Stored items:
== Segment start ==

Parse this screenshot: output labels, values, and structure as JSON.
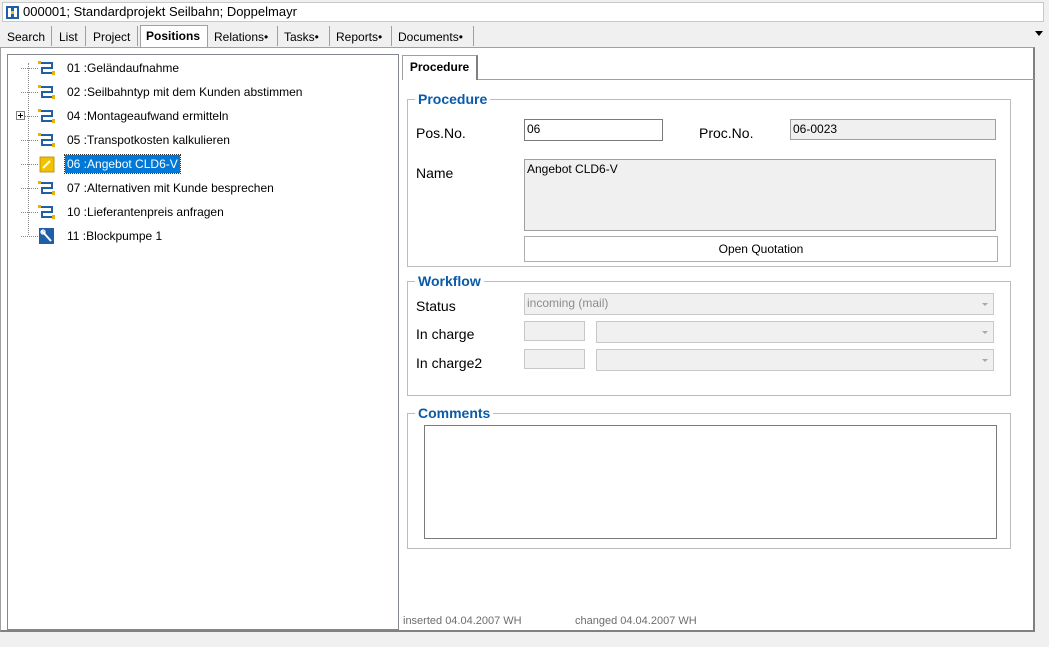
{
  "window": {
    "title": "000001; Standardprojekt Seilbahn; Doppelmayr",
    "icon": "project-icon"
  },
  "tabs": [
    {
      "label": "Search"
    },
    {
      "label": "List"
    },
    {
      "label": "Project"
    },
    {
      "label": "Positions",
      "active": true
    },
    {
      "label": "Relations•"
    },
    {
      "label": "Tasks•"
    },
    {
      "label": "Reports•"
    },
    {
      "label": "Documents•"
    }
  ],
  "tree": {
    "items": [
      {
        "label": "01 :Geländaufnahme",
        "icon": "workflow-icon"
      },
      {
        "label": "02 :Seilbahntyp mit dem Kunden abstimmen",
        "icon": "workflow-icon"
      },
      {
        "label": "04 :Montageaufwand ermitteln",
        "icon": "workflow-icon",
        "expandable": true
      },
      {
        "label": "05 :Transpotkosten kalkulieren",
        "icon": "workflow-icon"
      },
      {
        "label": "06 :Angebot CLD6-V",
        "icon": "pencil-icon",
        "selected": true
      },
      {
        "label": "07 :Alternativen mit Kunde besprechen",
        "icon": "workflow-icon"
      },
      {
        "label": "10 :Lieferantenpreis anfragen",
        "icon": "workflow-icon"
      },
      {
        "label": "11 :Blockpumpe 1",
        "icon": "wrench-icon"
      }
    ]
  },
  "detail_tab": {
    "label": "Procedure"
  },
  "procedure": {
    "title": "Procedure",
    "pos_no_label": "Pos.No.",
    "pos_no_value": "06",
    "proc_no_label": "Proc.No.",
    "proc_no_value": "06-0023",
    "name_label": "Name",
    "name_value": "Angebot CLD6-V",
    "open_button": "Open Quotation"
  },
  "workflow": {
    "title": "Workflow",
    "status_label": "Status",
    "status_value": "incoming (mail)",
    "in_charge_label": "In charge",
    "in_charge_code": "",
    "in_charge_value": "",
    "in_charge2_label": "In charge2",
    "in_charge2_code": "",
    "in_charge2_value": ""
  },
  "comments": {
    "title": "Comments",
    "value": ""
  },
  "footer": {
    "inserted": "inserted   04.04.2007  WH",
    "changed": "changed 04.04.2007  WH"
  }
}
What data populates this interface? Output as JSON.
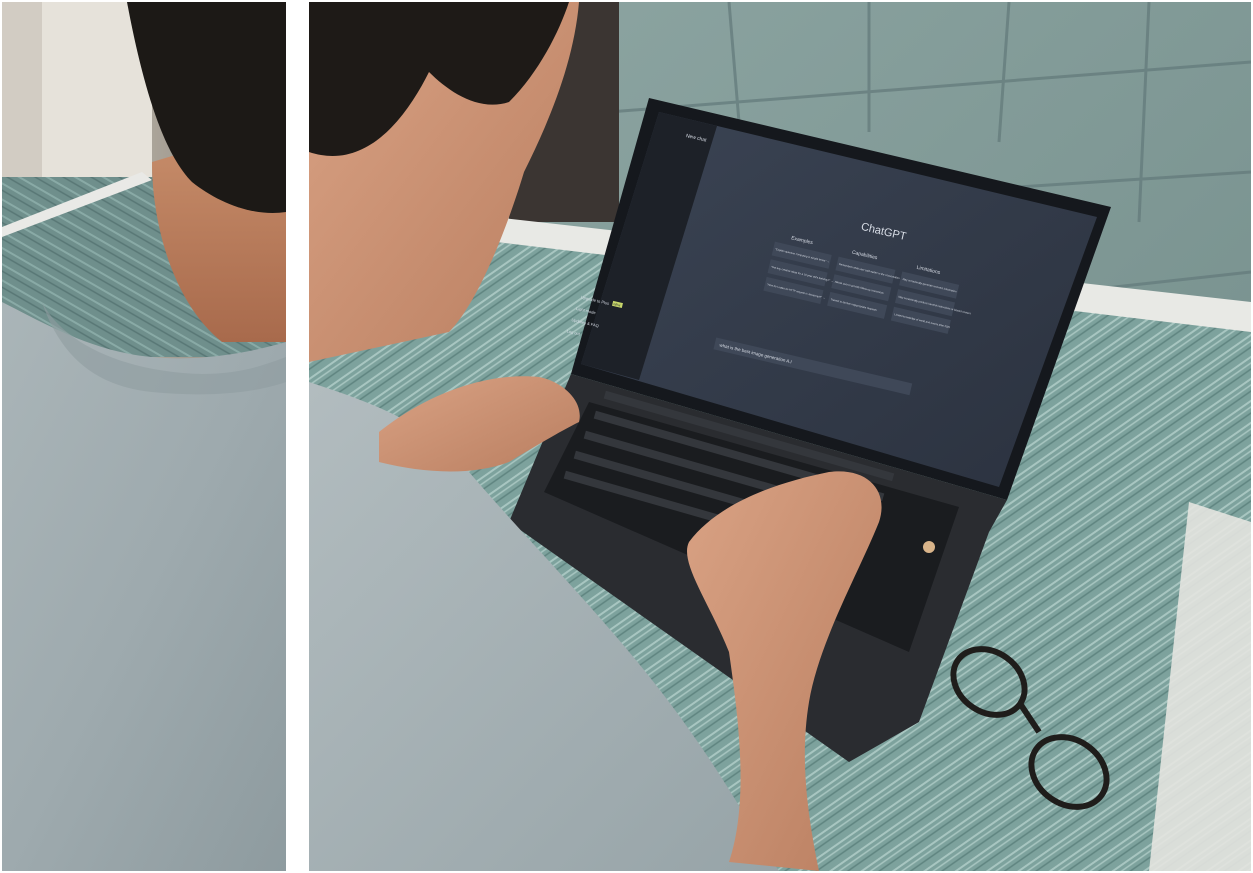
{
  "screen": {
    "sidebar": {
      "new_chat": "New chat",
      "items": [
        "Upgrade to Plus",
        "Light mode",
        "Updates & FAQ",
        "Log out"
      ],
      "plus_badge": "NEW"
    },
    "title": "ChatGPT",
    "columns": [
      {
        "heading": "Examples",
        "cards": [
          "\"Explain quantum computing in simple terms\" →",
          "\"Got any creative ideas for a 10 year old's birthday?\" →",
          "\"How do I make an HTTP request in Javascript?\" →"
        ]
      },
      {
        "heading": "Capabilities",
        "cards": [
          "Remembers what user said earlier in the conversation",
          "Allows user to provide follow-up corrections",
          "Trained to decline inappropriate requests"
        ]
      },
      {
        "heading": "Limitations",
        "cards": [
          "May occasionally generate incorrect information",
          "May occasionally produce harmful instructions or biased content",
          "Limited knowledge of world and events after 2021"
        ]
      }
    ],
    "prompt_value": "what is the best image generation A.I"
  }
}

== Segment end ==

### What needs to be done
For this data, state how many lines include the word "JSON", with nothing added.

### Answer box
2